The future looks bright for culture on the continent, but the Autumn Statement provided no such solace for the UK, says Liz Hill.
One of the most read stories we have tweeted from @ArtsPro recently was a link to an article in the French publication ‘Le Journal des Arts’ – in French – reporting the announcement by German Culture Minister, Bernd Neumann, that at a time when his Government is about to introduce overall budget cuts of 3.1%, the culture budget will see an 8% increase next year. He described the financing of culture as not so much a subsidy but “an indispensible investment in the future of our society”. Perhaps the interest of our (apparently numerous) French-speaking readers was particularly aroused due to timing of the announcement.
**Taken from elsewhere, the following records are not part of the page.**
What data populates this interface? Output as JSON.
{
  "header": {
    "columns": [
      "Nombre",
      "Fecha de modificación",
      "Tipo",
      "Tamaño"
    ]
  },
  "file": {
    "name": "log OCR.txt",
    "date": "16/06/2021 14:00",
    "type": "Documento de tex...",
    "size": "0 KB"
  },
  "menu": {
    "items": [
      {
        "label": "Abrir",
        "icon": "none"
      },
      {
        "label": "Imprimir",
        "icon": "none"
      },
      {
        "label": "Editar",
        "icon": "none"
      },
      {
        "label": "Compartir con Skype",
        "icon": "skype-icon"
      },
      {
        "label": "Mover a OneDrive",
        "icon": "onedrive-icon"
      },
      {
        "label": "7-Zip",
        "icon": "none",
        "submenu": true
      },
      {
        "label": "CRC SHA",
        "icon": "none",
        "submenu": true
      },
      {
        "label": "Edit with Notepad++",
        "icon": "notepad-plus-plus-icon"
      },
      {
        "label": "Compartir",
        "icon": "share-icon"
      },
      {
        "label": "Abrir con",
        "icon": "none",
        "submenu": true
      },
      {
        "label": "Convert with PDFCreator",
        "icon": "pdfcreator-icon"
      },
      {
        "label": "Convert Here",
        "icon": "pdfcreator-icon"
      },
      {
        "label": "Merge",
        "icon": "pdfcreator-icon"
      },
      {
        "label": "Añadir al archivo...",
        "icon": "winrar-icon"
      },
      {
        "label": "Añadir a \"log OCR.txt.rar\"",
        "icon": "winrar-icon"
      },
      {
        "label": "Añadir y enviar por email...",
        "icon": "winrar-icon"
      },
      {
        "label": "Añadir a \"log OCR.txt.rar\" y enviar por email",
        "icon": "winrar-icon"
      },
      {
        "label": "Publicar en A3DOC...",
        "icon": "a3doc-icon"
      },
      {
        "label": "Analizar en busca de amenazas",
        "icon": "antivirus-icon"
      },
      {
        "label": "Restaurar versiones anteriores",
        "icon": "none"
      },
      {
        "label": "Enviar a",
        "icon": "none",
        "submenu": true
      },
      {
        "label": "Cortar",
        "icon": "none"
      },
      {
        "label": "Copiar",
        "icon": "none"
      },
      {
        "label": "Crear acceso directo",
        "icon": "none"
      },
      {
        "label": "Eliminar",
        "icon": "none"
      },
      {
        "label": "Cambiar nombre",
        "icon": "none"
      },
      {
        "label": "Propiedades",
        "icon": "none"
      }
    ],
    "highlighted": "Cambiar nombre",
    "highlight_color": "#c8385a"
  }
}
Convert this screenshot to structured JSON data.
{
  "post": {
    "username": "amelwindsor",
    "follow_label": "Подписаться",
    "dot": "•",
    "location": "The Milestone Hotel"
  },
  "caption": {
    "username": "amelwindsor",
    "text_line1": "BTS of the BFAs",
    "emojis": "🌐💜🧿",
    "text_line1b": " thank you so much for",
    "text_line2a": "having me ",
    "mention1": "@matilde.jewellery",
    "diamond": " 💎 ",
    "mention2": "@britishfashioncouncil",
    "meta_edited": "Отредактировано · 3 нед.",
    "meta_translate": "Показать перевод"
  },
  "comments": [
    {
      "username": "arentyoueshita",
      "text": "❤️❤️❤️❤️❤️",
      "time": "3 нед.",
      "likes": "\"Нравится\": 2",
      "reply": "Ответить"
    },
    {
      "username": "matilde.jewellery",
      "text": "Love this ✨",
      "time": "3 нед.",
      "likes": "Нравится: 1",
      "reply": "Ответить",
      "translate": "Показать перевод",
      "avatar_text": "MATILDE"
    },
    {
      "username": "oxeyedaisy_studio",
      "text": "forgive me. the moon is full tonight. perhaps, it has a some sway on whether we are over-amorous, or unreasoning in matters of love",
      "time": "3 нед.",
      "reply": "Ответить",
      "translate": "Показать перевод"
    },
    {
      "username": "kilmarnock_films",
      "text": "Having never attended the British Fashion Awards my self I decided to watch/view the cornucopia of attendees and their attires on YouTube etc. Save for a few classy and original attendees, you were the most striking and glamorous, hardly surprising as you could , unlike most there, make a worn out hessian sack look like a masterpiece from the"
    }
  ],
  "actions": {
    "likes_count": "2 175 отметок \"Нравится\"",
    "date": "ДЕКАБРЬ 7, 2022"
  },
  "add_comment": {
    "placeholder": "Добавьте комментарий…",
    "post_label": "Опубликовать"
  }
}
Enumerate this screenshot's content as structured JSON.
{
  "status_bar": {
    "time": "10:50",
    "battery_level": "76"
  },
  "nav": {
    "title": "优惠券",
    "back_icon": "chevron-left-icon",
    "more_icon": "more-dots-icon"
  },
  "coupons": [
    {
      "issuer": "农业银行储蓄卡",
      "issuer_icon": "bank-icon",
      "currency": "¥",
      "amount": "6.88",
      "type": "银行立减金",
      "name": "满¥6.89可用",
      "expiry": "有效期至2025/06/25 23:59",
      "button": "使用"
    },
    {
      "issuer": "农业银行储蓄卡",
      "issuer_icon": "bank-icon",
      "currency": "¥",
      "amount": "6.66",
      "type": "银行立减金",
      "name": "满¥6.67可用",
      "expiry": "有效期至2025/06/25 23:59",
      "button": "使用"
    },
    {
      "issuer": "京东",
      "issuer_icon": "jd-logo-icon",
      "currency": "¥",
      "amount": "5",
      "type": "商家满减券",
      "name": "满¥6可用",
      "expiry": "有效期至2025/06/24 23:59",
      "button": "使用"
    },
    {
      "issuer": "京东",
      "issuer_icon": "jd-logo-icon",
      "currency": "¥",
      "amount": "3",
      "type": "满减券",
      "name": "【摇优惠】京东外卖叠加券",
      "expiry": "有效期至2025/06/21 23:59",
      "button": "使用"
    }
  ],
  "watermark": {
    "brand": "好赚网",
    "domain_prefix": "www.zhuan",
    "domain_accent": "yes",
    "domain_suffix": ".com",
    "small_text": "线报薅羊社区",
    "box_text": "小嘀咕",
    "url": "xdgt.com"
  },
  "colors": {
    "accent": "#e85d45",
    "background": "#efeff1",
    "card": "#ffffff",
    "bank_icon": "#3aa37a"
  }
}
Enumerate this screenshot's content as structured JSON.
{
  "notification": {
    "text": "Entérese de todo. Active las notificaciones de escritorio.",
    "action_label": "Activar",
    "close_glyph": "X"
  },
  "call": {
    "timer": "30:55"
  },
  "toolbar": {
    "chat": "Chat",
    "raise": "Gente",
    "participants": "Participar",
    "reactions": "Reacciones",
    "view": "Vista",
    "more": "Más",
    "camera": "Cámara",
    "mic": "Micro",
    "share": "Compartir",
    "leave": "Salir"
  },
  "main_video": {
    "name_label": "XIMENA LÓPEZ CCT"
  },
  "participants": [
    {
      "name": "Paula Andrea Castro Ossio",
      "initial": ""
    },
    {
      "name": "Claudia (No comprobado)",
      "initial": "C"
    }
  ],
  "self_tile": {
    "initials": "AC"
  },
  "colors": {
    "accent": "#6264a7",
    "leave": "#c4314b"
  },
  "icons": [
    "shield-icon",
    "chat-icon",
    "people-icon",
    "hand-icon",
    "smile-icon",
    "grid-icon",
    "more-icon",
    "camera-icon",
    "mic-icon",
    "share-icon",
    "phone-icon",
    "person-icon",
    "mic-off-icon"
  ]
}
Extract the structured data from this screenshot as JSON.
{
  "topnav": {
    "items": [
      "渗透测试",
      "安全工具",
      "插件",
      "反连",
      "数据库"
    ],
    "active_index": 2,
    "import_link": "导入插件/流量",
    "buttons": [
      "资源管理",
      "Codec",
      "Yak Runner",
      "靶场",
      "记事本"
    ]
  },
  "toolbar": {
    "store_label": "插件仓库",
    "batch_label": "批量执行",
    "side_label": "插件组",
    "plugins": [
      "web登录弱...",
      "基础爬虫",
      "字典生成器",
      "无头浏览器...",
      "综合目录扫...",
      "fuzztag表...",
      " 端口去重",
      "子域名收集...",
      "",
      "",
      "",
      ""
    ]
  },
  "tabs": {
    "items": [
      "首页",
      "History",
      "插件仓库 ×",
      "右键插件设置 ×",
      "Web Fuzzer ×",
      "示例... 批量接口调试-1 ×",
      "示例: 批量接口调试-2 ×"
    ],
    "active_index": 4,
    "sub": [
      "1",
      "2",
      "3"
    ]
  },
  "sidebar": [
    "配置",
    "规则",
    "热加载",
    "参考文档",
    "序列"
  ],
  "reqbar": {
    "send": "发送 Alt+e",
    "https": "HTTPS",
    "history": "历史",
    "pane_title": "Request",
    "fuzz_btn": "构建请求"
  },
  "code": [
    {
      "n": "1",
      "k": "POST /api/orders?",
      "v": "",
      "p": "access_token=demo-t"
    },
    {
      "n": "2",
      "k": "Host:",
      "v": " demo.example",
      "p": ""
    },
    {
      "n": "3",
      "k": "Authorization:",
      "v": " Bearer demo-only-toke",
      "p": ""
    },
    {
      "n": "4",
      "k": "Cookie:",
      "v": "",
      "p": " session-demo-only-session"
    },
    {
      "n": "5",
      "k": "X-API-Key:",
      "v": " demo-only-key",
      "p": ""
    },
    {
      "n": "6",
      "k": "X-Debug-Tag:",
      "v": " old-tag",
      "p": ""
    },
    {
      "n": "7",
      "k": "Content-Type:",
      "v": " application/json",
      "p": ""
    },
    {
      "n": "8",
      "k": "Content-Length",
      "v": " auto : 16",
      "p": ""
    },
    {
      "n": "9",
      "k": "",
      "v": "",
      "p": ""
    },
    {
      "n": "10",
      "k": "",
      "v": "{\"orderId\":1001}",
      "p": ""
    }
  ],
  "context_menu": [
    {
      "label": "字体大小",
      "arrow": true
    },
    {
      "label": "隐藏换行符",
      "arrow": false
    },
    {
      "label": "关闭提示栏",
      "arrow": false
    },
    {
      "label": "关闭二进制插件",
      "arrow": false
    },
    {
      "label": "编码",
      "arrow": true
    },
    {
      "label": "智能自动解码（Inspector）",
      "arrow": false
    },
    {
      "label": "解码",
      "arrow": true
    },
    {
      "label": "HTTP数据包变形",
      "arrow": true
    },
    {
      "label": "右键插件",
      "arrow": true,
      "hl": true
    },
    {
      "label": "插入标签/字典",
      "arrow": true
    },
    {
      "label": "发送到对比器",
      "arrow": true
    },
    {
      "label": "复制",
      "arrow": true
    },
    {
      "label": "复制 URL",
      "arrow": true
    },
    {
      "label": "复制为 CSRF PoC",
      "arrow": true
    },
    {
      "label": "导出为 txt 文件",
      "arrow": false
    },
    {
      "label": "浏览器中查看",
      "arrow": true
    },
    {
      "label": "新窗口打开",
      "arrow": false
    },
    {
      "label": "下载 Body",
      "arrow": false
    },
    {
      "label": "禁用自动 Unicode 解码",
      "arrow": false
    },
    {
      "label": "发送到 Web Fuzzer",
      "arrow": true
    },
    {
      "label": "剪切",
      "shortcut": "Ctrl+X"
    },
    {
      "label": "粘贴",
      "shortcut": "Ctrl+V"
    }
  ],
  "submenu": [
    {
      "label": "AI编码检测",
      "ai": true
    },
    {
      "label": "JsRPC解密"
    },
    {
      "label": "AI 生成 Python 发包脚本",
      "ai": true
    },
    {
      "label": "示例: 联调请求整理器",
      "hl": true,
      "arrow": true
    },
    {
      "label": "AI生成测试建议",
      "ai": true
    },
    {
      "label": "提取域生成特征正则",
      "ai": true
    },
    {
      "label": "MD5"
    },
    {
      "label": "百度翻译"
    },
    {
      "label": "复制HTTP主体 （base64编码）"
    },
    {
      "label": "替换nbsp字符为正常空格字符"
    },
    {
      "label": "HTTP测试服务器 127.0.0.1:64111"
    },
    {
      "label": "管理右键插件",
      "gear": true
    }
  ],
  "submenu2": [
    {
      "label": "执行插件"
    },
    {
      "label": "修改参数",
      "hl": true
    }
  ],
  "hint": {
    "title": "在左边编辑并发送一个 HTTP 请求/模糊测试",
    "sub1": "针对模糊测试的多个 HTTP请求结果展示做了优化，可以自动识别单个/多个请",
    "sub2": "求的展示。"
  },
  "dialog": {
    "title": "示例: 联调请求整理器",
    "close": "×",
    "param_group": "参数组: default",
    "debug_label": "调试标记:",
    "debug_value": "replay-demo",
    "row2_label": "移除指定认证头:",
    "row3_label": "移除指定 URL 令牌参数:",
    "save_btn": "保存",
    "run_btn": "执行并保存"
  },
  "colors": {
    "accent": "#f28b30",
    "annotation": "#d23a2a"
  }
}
We tweeted this just a few days after England’s Culture Minister, Maria Miller, went on the record in the Evening Standard boasting proudly that frontline arts organisations would have their budgets cut by no more than 15% over the next four years and that “over this Parliament’s lifetime, we will still be investing some £2.9bn in the arts.” According to Le Journal des Arts, the annual culture budget in Germany is 1.3bn Euros, and in France is 2.4bn Euros, so that puts Miller’s remarks into some kind of perspective. Time to move to Germany, perhaps?
Our Government, of course, holds the view that generating philanthropic income is as easy as ABC. “Philanthropy is not finite but infinite if you know how to go about accessing it!” according to Peter Phillips (P3), who, as a Council member of Arts Council England, should really know better than to encourage the DCMS to promulgate such a notion, particularly at a time when charitable donations are at a 30-year low (P3). In reality, the only glimmer of hope on the horizon at the moment is the unlikely strength of Camelot’s Lottery ticket sales (P6). These may be helping to top up the arts coffers, but do little to offer a solid funding base to organisations needing the stability that project-based Lottery funding was never set up to provide.
The Chancellor’s Autumn Statement this week provided no solace. “Permanent reductions to current spending” are being pursued with vigour and cuts to departmental budgets are being brought forward to “smooth the path to further reductions from 2015/16 onwards”. The timing and breakdown of savings by department will be announced in the first half of next year, so for now, let’s eat, drink and be merry as we approach the Christmas season – for tomorrow we may cry.
Wishing you a festive break. Frohe Weihnachten!